What resides in happy and agonized memory, is the four-mile stretch of the Housatonic River at Derby on which we rowed and raced for four years at Yale. Flowing through a thickly treed valley, with a scattering of houses along the banks, the river was both workplace and retreat, our country classroom and our field of battle. No matter how hard the practices or races, even in the heat of early fall or late spring, even on days, when not a breath of air rippled the water’s surface, even under a burning sun, the green panorama that rose on both shores provided a soothing setting far removed from the stone walls and leaded windows of our New Haven campus.
The most enchanting moments were the rare days in late fall or early spring when we were surprised by a light snowfall that covered the river with a soft blanket of slushy snow. As the flakes drifted down around us, enveloping us in a shifting mist, each time we took a stroke, the boat, slowed by the slush, would lurch forward a few feet before coming to a stop. And there, cut into the undulating greyish white blanket on which we floated, would be the evenly spaced black holes, four to a side, port and starboard, dug by the blades of our oars.
I have returned frequently to that place on the river for over fifty years now.
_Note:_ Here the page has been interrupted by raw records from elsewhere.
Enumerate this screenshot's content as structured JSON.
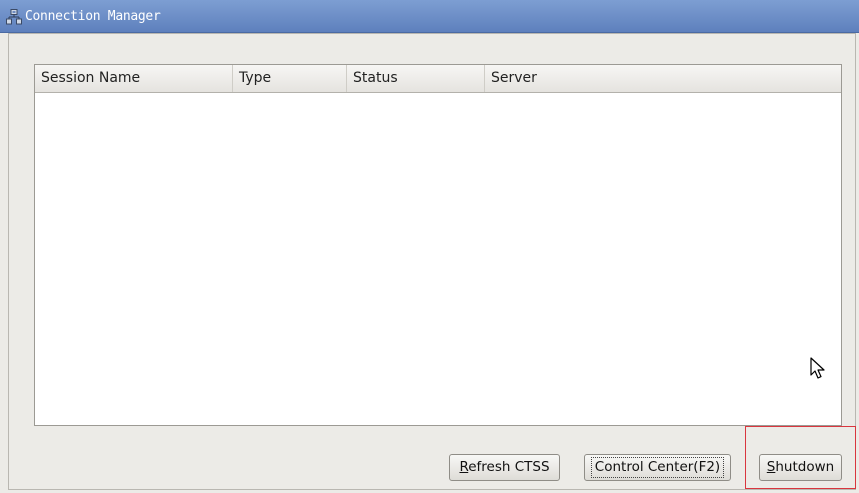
{
  "window": {
    "title": "Connection Manager",
    "icon": "network-computer-icon"
  },
  "table": {
    "columns": [
      "Session Name",
      "Type",
      "Status",
      "Server"
    ],
    "rows": []
  },
  "buttons": {
    "refresh": {
      "mnemonic": "R",
      "rest": "efresh CTSS"
    },
    "control_center": {
      "label": "Control Center(F2)"
    },
    "shutdown": {
      "mnemonic": "S",
      "rest": "hutdown"
    }
  },
  "annotation": {
    "highlight_color": "#d9363e",
    "highlighted_element": "shutdown-button"
  }
}
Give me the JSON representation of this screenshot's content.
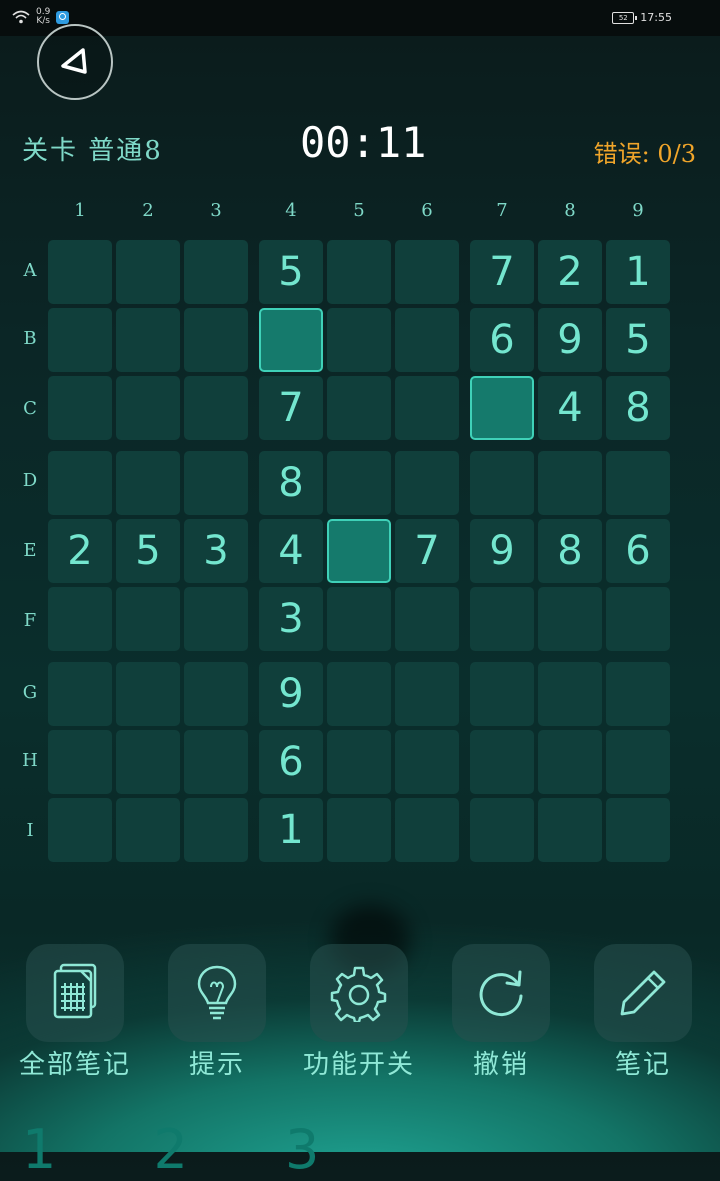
{
  "status_bar": {
    "net_speed_value": "0.9",
    "net_speed_unit": "K/s",
    "battery": "52",
    "time": "17:55"
  },
  "header": {
    "level": "关卡 普通8",
    "timer": "00:11",
    "errors": "错误: 0/3"
  },
  "columns": [
    "1",
    "2",
    "3",
    "4",
    "5",
    "6",
    "7",
    "8",
    "9"
  ],
  "rows": [
    "A",
    "B",
    "C",
    "D",
    "E",
    "F",
    "G",
    "H",
    "I"
  ],
  "grid": [
    [
      "",
      "",
      "",
      "5",
      "",
      "",
      "7",
      "2",
      "1"
    ],
    [
      "",
      "",
      "",
      "",
      "",
      "",
      "6",
      "9",
      "5"
    ],
    [
      "",
      "",
      "",
      "7",
      "",
      "",
      "",
      "4",
      "8"
    ],
    [
      "",
      "",
      "",
      "8",
      "",
      "",
      "",
      "",
      ""
    ],
    [
      "2",
      "5",
      "3",
      "4",
      "",
      "7",
      "9",
      "8",
      "6"
    ],
    [
      "",
      "",
      "",
      "3",
      "",
      "",
      "",
      "",
      ""
    ],
    [
      "",
      "",
      "",
      "9",
      "",
      "",
      "",
      "",
      ""
    ],
    [
      "",
      "",
      "",
      "6",
      "",
      "",
      "",
      "",
      ""
    ],
    [
      "",
      "",
      "",
      "1",
      "",
      "",
      "",
      "",
      ""
    ]
  ],
  "highlighted_cells": [
    "B4",
    "C7",
    "E5"
  ],
  "toolbar": [
    {
      "label": "全部笔记",
      "icon": "all-notes-icon"
    },
    {
      "label": "提示",
      "icon": "lightbulb-icon"
    },
    {
      "label": "功能开关",
      "icon": "gear-icon"
    },
    {
      "label": "撤销",
      "icon": "undo-icon"
    },
    {
      "label": "笔记",
      "icon": "pencil-icon"
    }
  ],
  "number_pad_partial": "1 2 3",
  "colors": {
    "accent": "#74e6cf",
    "cell": "#103f3b",
    "selected_cell": "#157a6c",
    "error_text": "#f0a52a"
  }
}
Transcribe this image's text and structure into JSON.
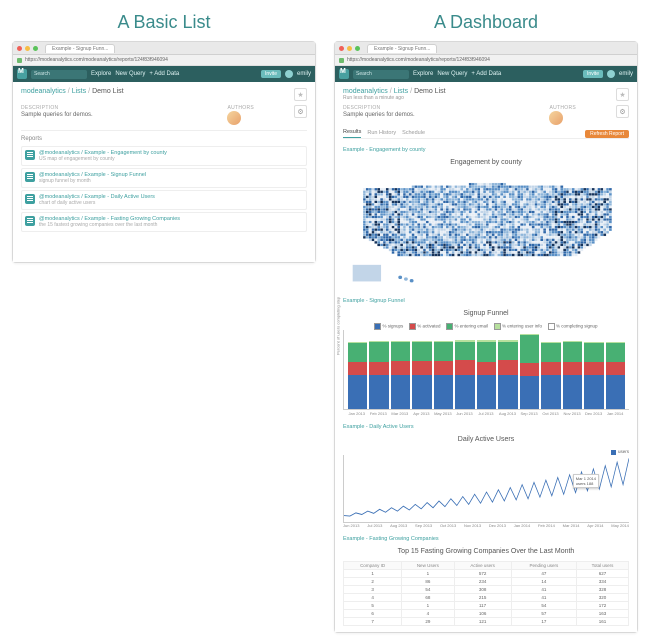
{
  "left": {
    "title": "A Basic List",
    "tab": "Example - Signup Funn...",
    "url": "https://modeanalytics.com/modeanalytics/reports/124f83f946094",
    "nav": {
      "search": "Search",
      "explore": "Explore",
      "new_query": "New Query",
      "add_data": "+ Add Data",
      "invite": "Invite",
      "user": "emily"
    },
    "breadcrumb": {
      "a": "modeanalytics",
      "b": "Lists",
      "c": "Demo List"
    },
    "description_label": "DESCRIPTION",
    "description": "Sample queries for demos.",
    "authors_label": "AUTHORS",
    "reports_header": "Reports",
    "reports": [
      {
        "owner": "@modeanalytics",
        "title": "Example - Engagement by county",
        "sub": "US map of engagement by county"
      },
      {
        "owner": "@modeanalytics",
        "title": "Example - Signup Funnel",
        "sub": "signup funnel by month"
      },
      {
        "owner": "@modeanalytics",
        "title": "Example - Daily Active Users",
        "sub": "chart of daily active users"
      },
      {
        "owner": "@modeanalytics",
        "title": "Example - Fasting Growing Companies",
        "sub": "the 15 fastest growing companies over the last month"
      }
    ]
  },
  "right": {
    "title": "A Dashboard",
    "tab": "Example - Signup Funn...",
    "url": "https://modeanalytics.com/modeanalytics/reports/124f83f946094",
    "nav": {
      "search": "Search",
      "explore": "Explore",
      "new_query": "New Query",
      "add_data": "+ Add Data",
      "invite": "Invite",
      "user": "emily"
    },
    "breadcrumb": {
      "a": "modeanalytics",
      "b": "Lists",
      "c": "Demo List"
    },
    "runtime": "Run less than a minute ago",
    "description_label": "DESCRIPTION",
    "description": "Sample queries for demos.",
    "authors_label": "AUTHORS",
    "tabs": {
      "results": "Results",
      "history": "Run History",
      "schedule": "Schedule",
      "refresh": "Refresh Report"
    },
    "sections": {
      "map": "Example - Engagement by county",
      "funnel": "Example - Signup Funnel",
      "dau": "Example - Daily Active Users",
      "table": "Example - Fasting Growing Companies"
    },
    "map_title": "Engagement by county",
    "funnel_title": "Signup Funnel",
    "dau_title": "Daily Active Users",
    "dau_legend": "users",
    "dau_tooltip": {
      "date": "Mar 1 2014",
      "label": "users",
      "val": "188"
    },
    "table_title": "Top 15 Fasting Growing Companies Over the Last Month"
  },
  "chart_data": [
    {
      "type": "bar",
      "name": "Signup Funnel",
      "ylabel": "Percent of users completing step",
      "ylim": [
        0,
        100
      ],
      "categories": [
        "Jan 2013",
        "Feb 2013",
        "Mar 2013",
        "Apr 2013",
        "May 2013",
        "Jun 2013",
        "Jul 2013",
        "Aug 2013",
        "Sep 2013",
        "Oct 2013",
        "Nov 2013",
        "Dec 2013",
        "Jan 2014"
      ],
      "series": [
        {
          "name": "% signups",
          "color": "#3a6fb5",
          "values": [
            45,
            45,
            45,
            45,
            46,
            46,
            45,
            46,
            44,
            45,
            45,
            45,
            45
          ]
        },
        {
          "name": "% activated",
          "color": "#d44b4b",
          "values": [
            18,
            18,
            19,
            19,
            18,
            19,
            18,
            19,
            17,
            18,
            18,
            18,
            18
          ]
        },
        {
          "name": "% entering email",
          "color": "#48b073",
          "values": [
            25,
            26,
            25,
            25,
            25,
            25,
            27,
            25,
            38,
            25,
            26,
            25,
            25
          ]
        },
        {
          "name": "% entering user info",
          "color": "#b7e09e",
          "values": [
            2,
            2,
            2,
            2,
            2,
            2,
            2,
            2,
            1,
            2,
            2,
            2,
            2
          ]
        },
        {
          "name": "% completing signup",
          "color": "#ffffff",
          "values": [
            10,
            9,
            9,
            9,
            9,
            8,
            8,
            8,
            0,
            10,
            9,
            10,
            10
          ]
        }
      ]
    },
    {
      "type": "line",
      "name": "Daily Active Users",
      "xlabel": "",
      "ylabel": "users",
      "ylim": [
        0,
        300
      ],
      "x_ticks": [
        "Jun 2013",
        "Jul 2013",
        "Aug 2013",
        "Sep 2013",
        "Oct 2013",
        "Nov 2013",
        "Dec 2013",
        "Jan 2014",
        "Feb 2014",
        "Mar 2014",
        "Apr 2014",
        "May 2014"
      ],
      "series": [
        {
          "name": "users",
          "color": "#3a6fb5",
          "values": [
            30,
            28,
            42,
            35,
            50,
            40,
            58,
            45,
            65,
            50,
            72,
            55,
            80,
            60,
            88,
            65,
            95,
            70,
            105,
            75,
            115,
            80,
            125,
            85,
            135,
            90,
            145,
            95,
            155,
            100,
            168,
            105,
            178,
            112,
            188,
            118,
            200,
            125,
            212,
            132,
            225,
            140,
            238,
            148,
            252,
            158,
            268,
            168,
            285
          ]
        }
      ]
    },
    {
      "type": "table",
      "name": "Top 15 Fasting Growing Companies Over the Last Month",
      "columns": [
        "Company ID",
        "New Users",
        "Active users",
        "Pending users",
        "Total users"
      ],
      "rows": [
        [
          1,
          1,
          572,
          47,
          627
        ],
        [
          2,
          86,
          234,
          14,
          334
        ],
        [
          3,
          54,
          308,
          41,
          328
        ],
        [
          4,
          68,
          215,
          41,
          320
        ],
        [
          5,
          1,
          117,
          54,
          172
        ],
        [
          6,
          4,
          106,
          57,
          163
        ],
        [
          7,
          29,
          121,
          17,
          161
        ]
      ]
    }
  ],
  "colors": {
    "teal": "#2c5f5f",
    "link": "#3ea0a0",
    "orange": "#e8883a"
  }
}
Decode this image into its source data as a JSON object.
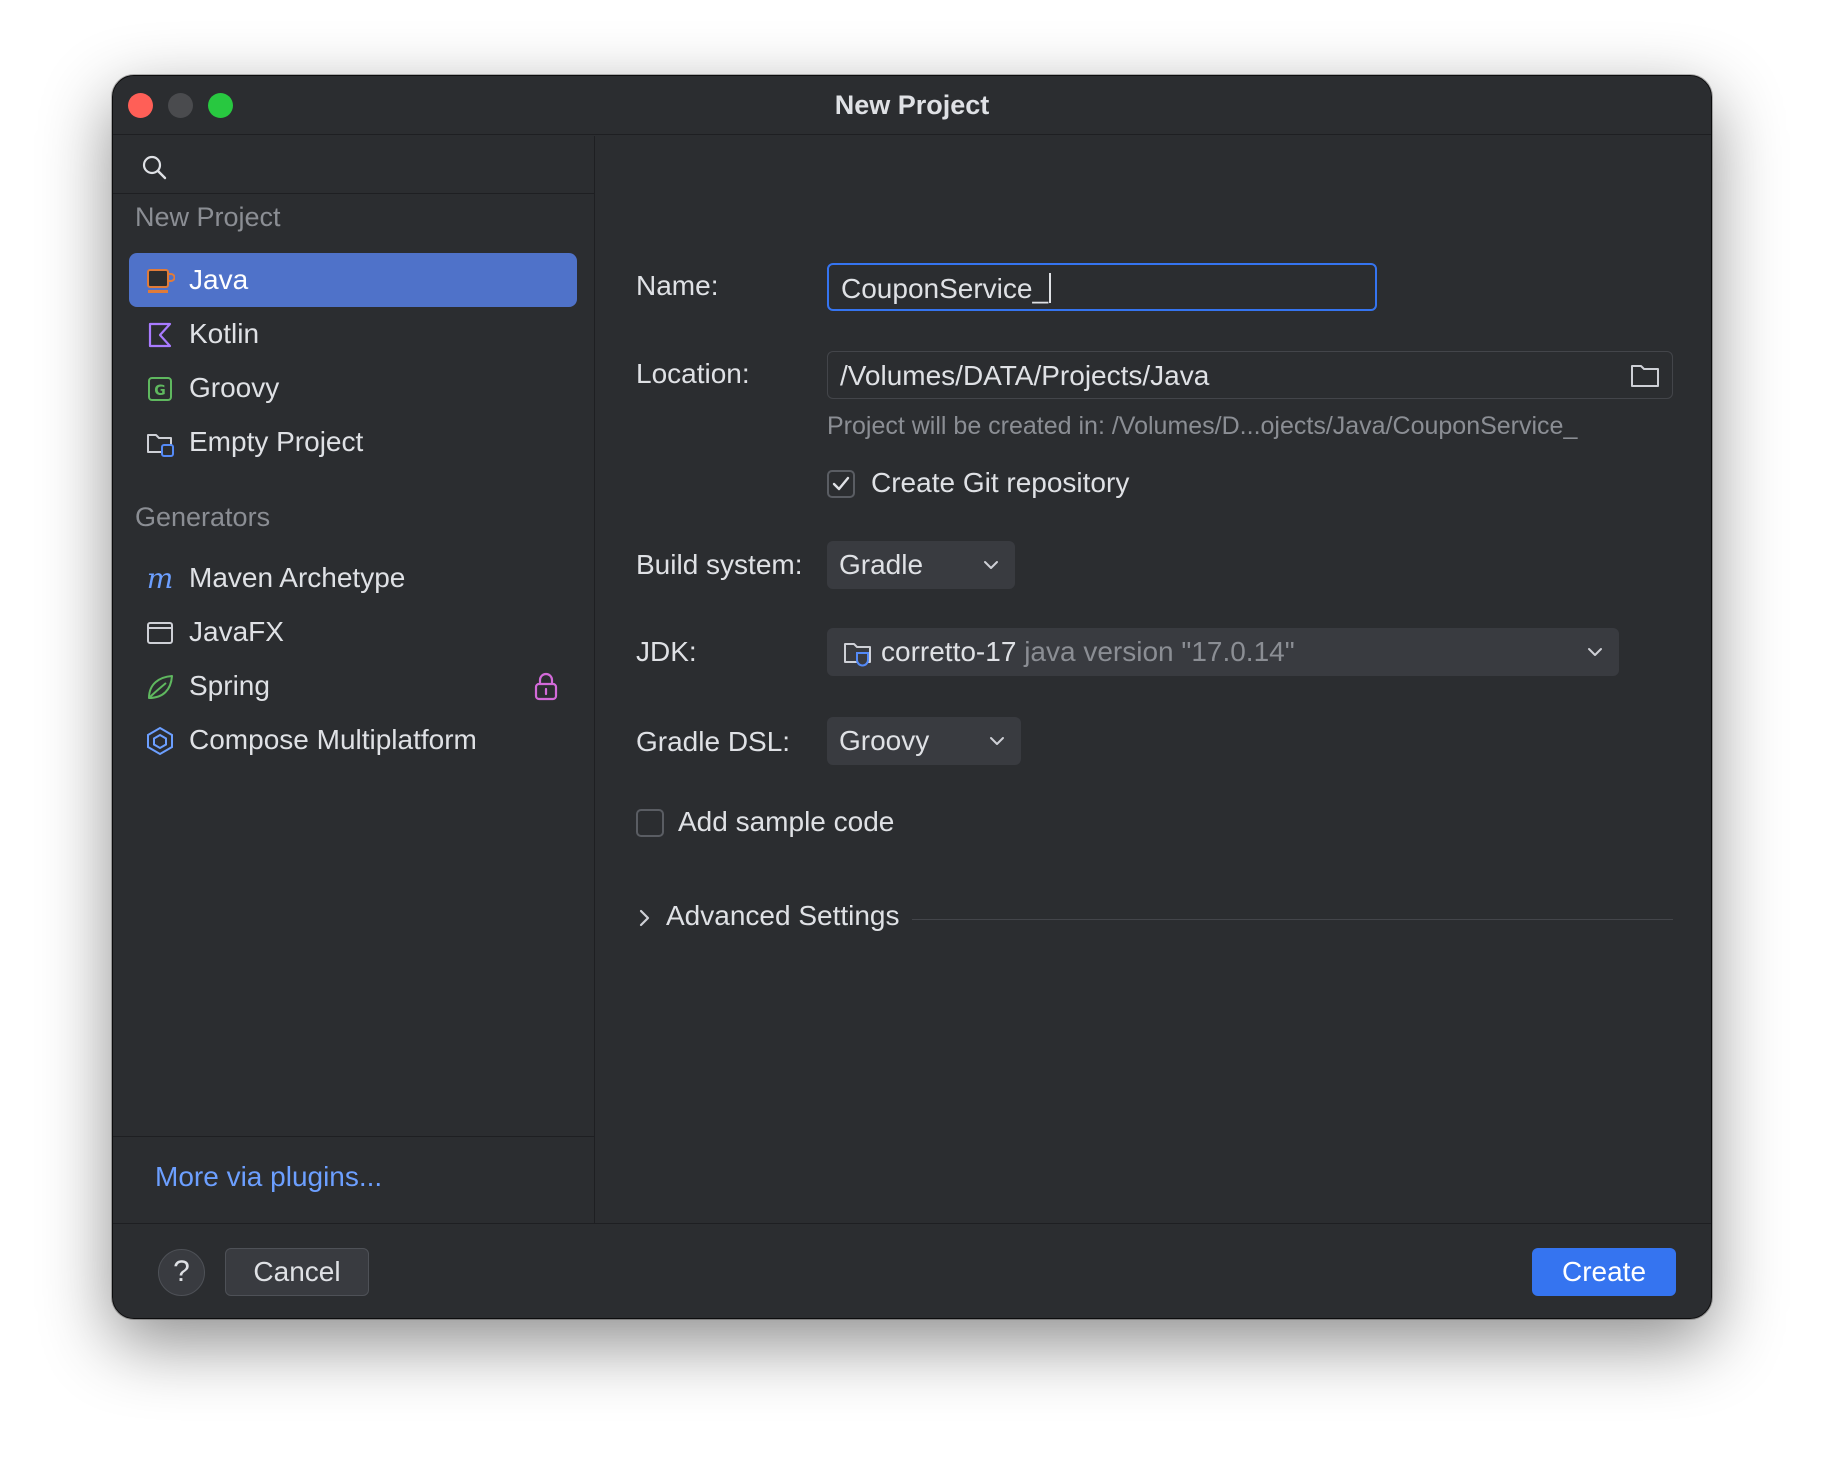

It is where the strongest and fondest memories of my time at Yale have taken root.
– Tom Weil